Try and help your dancers remember the acronym PRICED – it’s an invaluable first aid guide to immediate treatment which can be self-administered, and when used in the first minutes and hours after injury can help in controlling pain and inflammation and assist in the safe return to dancing.
- PROTECTION: Remove additional danger or risk from injured area.
- REST: Stop dancing and stop moving the injured area.
- ICE: Apply ice to the injured area for 20 minutes every two hours.
- COMPRESSION: Apply an elastic compression bandage to the injured area.
- ELEVATION: Raise the injured area above the heart.
- DIAGNOSIS: Acute injuries should be evaluated by a health-care professional.
And in the first few days after injury, help them to avoid HARM too.
- HEAT: Any kind of heat will speed up the circulation, resulting in more swelling and a longer recovery.
- ALCOHOL: Alcohol can increase swelling, causing a longer recovery.
- RUNNING OR OTHER EXCESSIVE EXERCISE: Exercising too early can cause further damage to the injured part. Exercise also increases the blood-flow, resulting in more swelling.

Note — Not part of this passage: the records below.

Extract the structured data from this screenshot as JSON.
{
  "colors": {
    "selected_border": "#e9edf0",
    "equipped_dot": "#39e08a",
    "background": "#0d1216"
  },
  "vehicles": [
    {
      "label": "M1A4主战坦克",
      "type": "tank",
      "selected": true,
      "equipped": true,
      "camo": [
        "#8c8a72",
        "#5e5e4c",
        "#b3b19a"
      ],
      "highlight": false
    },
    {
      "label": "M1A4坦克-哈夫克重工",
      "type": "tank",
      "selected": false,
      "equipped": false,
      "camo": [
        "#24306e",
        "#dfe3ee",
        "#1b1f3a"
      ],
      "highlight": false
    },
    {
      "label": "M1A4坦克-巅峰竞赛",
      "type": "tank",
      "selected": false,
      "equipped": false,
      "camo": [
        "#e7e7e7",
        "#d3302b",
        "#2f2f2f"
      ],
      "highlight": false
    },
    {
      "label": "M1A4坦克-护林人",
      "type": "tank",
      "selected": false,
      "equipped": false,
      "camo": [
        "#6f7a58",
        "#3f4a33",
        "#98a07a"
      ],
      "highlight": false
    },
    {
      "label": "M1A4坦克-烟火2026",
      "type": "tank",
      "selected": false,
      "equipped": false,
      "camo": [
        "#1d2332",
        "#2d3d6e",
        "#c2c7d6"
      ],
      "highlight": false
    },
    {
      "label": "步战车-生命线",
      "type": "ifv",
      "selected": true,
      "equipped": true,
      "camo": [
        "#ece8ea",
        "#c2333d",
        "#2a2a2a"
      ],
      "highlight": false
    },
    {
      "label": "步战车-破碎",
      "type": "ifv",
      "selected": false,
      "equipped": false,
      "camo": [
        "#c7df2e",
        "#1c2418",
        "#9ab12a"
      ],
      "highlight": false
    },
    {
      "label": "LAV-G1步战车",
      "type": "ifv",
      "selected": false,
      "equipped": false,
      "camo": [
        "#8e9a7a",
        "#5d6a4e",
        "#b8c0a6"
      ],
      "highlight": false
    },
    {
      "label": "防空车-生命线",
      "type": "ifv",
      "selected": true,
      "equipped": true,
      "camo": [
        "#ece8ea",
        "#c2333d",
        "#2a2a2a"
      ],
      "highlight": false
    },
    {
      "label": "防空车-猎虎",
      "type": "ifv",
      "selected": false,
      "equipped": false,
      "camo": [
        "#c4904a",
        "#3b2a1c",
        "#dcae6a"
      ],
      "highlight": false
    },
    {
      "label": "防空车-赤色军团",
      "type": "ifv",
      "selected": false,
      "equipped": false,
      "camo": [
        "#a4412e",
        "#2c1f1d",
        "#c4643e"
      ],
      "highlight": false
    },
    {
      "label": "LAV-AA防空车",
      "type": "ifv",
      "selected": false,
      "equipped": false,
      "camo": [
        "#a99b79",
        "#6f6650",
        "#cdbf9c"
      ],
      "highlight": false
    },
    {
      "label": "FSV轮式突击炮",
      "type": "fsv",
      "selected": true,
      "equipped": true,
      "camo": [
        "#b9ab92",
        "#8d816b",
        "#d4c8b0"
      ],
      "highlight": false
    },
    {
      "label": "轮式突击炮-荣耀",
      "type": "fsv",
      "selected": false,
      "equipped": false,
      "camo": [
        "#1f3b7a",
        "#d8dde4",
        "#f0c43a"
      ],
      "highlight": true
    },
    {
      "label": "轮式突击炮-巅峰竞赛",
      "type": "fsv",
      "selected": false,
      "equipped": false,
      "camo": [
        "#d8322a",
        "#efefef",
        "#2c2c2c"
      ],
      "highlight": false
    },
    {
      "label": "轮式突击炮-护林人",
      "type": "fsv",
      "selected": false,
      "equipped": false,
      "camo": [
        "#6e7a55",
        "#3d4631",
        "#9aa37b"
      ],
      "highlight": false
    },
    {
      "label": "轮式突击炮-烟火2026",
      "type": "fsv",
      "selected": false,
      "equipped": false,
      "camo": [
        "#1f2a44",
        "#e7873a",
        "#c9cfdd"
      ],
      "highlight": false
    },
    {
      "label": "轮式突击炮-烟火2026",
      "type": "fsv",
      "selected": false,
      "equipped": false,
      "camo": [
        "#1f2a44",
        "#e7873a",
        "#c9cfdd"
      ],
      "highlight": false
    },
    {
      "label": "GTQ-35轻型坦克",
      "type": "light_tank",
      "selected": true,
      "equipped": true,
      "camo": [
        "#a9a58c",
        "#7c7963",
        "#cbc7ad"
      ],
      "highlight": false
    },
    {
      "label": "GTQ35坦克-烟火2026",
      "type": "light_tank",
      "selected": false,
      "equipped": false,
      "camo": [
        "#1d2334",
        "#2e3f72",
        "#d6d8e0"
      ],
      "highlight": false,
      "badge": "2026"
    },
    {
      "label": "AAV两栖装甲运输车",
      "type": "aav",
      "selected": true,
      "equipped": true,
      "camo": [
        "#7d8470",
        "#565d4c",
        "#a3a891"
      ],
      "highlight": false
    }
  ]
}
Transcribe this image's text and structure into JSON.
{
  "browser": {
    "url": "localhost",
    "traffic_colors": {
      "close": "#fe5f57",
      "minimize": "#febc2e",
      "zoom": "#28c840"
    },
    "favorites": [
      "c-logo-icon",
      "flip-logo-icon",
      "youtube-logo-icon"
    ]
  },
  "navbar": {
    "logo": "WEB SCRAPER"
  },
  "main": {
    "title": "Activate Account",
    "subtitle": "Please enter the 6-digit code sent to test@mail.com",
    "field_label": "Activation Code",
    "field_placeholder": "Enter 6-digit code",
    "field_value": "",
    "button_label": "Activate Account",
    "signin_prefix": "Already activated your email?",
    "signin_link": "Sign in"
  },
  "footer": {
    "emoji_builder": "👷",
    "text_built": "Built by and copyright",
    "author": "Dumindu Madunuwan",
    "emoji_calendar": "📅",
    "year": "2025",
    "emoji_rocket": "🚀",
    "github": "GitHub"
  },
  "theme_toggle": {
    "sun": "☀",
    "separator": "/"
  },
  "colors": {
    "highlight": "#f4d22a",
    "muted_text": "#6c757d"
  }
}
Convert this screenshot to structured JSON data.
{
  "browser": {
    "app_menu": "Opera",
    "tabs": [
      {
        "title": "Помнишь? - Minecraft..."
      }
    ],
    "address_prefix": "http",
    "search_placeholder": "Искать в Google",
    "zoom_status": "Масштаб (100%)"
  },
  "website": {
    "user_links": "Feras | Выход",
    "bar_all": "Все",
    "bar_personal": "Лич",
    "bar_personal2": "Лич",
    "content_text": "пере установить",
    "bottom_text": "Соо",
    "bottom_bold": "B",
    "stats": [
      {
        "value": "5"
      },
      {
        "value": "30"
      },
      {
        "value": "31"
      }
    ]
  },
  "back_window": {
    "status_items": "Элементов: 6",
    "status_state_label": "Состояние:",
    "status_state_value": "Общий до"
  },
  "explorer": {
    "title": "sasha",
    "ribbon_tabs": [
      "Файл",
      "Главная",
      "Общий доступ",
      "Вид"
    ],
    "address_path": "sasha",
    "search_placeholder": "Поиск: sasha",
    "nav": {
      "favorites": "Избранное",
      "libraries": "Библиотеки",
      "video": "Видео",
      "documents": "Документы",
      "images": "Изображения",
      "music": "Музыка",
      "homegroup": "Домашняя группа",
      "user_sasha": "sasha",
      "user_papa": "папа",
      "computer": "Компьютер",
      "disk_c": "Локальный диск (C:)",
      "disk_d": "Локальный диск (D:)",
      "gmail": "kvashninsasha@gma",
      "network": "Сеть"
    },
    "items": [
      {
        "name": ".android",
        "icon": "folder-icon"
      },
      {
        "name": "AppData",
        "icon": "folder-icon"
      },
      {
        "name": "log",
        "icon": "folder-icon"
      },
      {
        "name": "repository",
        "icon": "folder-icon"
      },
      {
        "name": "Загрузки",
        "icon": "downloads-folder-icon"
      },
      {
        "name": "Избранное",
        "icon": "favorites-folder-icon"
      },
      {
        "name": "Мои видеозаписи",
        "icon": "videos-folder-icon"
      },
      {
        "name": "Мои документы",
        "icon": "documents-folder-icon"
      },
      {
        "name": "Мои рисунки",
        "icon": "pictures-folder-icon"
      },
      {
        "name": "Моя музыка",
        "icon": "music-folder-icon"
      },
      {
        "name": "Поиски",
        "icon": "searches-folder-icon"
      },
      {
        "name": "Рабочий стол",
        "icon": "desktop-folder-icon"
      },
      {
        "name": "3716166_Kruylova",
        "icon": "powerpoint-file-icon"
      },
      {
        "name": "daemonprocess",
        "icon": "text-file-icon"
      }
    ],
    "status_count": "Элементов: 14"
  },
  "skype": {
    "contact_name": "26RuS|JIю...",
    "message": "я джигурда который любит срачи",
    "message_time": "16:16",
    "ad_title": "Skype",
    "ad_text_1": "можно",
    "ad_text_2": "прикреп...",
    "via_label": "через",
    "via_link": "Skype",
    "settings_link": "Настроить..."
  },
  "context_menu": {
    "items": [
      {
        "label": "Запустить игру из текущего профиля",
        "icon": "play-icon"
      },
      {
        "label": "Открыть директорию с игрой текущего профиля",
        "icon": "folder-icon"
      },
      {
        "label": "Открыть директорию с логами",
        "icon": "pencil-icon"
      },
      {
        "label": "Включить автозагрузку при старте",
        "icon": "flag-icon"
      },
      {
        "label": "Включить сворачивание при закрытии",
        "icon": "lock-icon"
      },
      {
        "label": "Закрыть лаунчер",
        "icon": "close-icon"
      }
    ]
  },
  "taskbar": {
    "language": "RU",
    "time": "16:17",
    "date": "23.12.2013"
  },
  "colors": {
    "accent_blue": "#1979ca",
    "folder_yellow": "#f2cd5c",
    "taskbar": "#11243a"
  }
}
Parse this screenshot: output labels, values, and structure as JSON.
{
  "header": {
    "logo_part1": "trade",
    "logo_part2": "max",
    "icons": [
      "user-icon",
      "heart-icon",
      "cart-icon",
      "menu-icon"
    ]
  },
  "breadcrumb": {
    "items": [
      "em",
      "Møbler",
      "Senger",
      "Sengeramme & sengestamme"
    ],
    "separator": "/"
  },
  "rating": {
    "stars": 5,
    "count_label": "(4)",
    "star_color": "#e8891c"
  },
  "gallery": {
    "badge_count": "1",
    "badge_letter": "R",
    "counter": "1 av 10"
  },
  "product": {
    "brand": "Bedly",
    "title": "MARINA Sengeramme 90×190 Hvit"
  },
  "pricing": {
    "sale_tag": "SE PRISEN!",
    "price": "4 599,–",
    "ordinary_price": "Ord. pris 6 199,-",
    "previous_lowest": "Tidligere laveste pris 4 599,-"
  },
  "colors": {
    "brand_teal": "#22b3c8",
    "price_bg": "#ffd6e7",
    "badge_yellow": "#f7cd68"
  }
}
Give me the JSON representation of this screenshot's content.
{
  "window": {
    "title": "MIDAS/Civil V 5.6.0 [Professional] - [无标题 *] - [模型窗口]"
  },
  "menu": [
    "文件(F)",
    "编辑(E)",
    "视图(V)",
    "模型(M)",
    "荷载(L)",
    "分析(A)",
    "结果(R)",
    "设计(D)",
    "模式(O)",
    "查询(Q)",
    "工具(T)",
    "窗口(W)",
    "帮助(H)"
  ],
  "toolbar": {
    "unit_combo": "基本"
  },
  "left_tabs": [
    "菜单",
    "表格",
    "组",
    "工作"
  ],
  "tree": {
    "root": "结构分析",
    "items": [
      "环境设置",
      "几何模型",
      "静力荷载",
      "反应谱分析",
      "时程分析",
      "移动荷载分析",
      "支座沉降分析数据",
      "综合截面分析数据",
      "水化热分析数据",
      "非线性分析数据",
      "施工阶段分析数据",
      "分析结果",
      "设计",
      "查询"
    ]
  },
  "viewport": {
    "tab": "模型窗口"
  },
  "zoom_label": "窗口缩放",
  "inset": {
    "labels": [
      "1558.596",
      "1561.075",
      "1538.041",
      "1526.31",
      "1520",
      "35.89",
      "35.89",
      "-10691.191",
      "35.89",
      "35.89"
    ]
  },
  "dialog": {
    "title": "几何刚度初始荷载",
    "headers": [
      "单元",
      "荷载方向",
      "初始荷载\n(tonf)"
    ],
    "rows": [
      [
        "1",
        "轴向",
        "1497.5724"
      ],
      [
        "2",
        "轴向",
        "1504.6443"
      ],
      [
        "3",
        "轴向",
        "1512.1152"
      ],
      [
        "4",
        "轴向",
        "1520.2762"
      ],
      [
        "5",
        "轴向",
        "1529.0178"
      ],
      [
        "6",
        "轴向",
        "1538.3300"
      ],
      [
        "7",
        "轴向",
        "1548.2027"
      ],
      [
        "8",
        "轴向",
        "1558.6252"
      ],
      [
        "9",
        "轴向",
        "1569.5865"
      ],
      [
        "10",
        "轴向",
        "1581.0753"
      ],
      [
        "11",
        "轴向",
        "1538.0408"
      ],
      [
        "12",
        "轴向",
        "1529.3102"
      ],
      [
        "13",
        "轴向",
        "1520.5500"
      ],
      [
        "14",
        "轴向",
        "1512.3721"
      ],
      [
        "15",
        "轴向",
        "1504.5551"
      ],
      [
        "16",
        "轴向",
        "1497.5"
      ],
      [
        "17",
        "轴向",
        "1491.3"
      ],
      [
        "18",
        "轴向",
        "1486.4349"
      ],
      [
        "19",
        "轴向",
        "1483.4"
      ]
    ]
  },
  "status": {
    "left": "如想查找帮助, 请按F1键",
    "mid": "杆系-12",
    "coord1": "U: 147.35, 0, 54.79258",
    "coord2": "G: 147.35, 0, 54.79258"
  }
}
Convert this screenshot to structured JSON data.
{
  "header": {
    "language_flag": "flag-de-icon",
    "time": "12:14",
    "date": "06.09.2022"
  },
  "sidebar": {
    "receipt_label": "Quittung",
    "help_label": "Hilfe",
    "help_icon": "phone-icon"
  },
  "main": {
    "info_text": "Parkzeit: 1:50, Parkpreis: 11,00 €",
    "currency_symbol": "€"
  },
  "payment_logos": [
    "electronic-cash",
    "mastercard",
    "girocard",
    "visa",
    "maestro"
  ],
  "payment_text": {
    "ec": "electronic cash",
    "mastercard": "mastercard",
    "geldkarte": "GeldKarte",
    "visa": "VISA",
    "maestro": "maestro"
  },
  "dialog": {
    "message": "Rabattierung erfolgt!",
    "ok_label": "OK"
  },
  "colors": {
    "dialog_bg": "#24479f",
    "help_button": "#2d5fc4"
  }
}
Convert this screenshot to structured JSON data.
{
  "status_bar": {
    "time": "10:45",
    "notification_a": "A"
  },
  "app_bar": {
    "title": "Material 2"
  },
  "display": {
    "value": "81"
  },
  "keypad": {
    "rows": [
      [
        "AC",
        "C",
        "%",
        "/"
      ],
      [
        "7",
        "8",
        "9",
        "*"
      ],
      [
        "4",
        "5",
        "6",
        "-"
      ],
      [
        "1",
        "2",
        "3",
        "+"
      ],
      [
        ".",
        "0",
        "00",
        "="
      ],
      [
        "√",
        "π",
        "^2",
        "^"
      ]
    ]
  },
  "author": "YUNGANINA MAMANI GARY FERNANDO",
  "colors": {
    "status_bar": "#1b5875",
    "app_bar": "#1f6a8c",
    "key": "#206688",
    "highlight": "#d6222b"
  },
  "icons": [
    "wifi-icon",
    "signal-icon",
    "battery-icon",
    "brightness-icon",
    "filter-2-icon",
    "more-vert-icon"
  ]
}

- MASSAGE: Massage increases swelling and bleeding into the tissue, prolonging recovery time.
And what about managing injury more long-term?
Drawing on some of the most recent research findings about injury, such as the periodisation work at ArtEZ, the growing body of research-informed practice around screening dancers and the importance of safe dance practice, we should be seeking ways to embed these examples of best practice in our work to minimise the likelihood of injury first and foremost. But in managing injury more long-term, we should aim to reduce swelling, restore proprioception (awareness of where the body is in space without relying on the visual system), maintain cardiovascular health and ensure a healthy, balanced and varied diet to facilitate healing. IADMS have a very accessible resource paper full of practical ideas about First Aid for Dancers here.
In the UK the establishment of the National Institute of Dance Medicine and Science means that through shared expertise and a network of multidisciplinary partners, better and more affordable, high quality, evidence-based, dance specific health care and dance science support services are being offered to dancers across the sector. Please check out their website.
In the USA the Harkness Center for Dance Injury is dedicated to providing the dance community with the highest quality injury care and preventative resources. Harkness offers many subsidized and free services including orthopaedic and sports medicine clinics, physical therapy and athletic training services, and injury prevention lectures and workshops. Please check out their website.
If there are other support services in your locality not listed here, please do add them in the comments box below.
For information about dance injury and treatment have a look at the following recommendations:
Laws, Helen. Fit to Dance 2-Report of the second national inquiry into dancers’ health and injury in the UK, 2005.
Solomon, Ruth L., John Solomon, and Sandra Cerny Minton, eds. Preventing dance injuries. Elsevier, 2005.
For more information about optimising dancers’ fitness have a look at these texts too:
Welsh, Tom. Conditioning for dancers. University Press of Florida, 2009.
Krasnow, Donna and Jordana Deveau. Conditioning with imagery for dancers. Thompson Educational Publishing, 2010. Additionally there are some useful introductory videos on Krasnow and Deveau’s approach here.
Don’t forget to watch out for our forthcoming posts continuing this series about preventing dance injury.
Elsa Urmston MSc PGCAP AFHEA is the DanceEast Centre for Advanced Training Manager, Ipswich, UK and a member of the IADMS Education Committee.